● Task goal: In full and without change, retype the records.

App and web page records:
*** Block opens ***

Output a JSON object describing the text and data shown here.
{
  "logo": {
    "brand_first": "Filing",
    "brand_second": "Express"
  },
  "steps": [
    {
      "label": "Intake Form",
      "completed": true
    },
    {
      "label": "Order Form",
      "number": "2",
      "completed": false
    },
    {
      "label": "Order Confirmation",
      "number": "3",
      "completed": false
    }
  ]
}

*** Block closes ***

● Answer to the problem:
Output a JSON object describing the text and data shown here.
{
  "logo": {
    "brand_first": "Filing",
    "brand_second": "Express"
  },
  "steps": [
    {
      "label": "Intake Form",
      "completed": true
    },
    {
      "label": "Order Form",
      "number": "2",
      "completed": false
    },
    {
      "label": "Order Confirmation",
      "number": "3",
      "completed": false
    }
  ]
}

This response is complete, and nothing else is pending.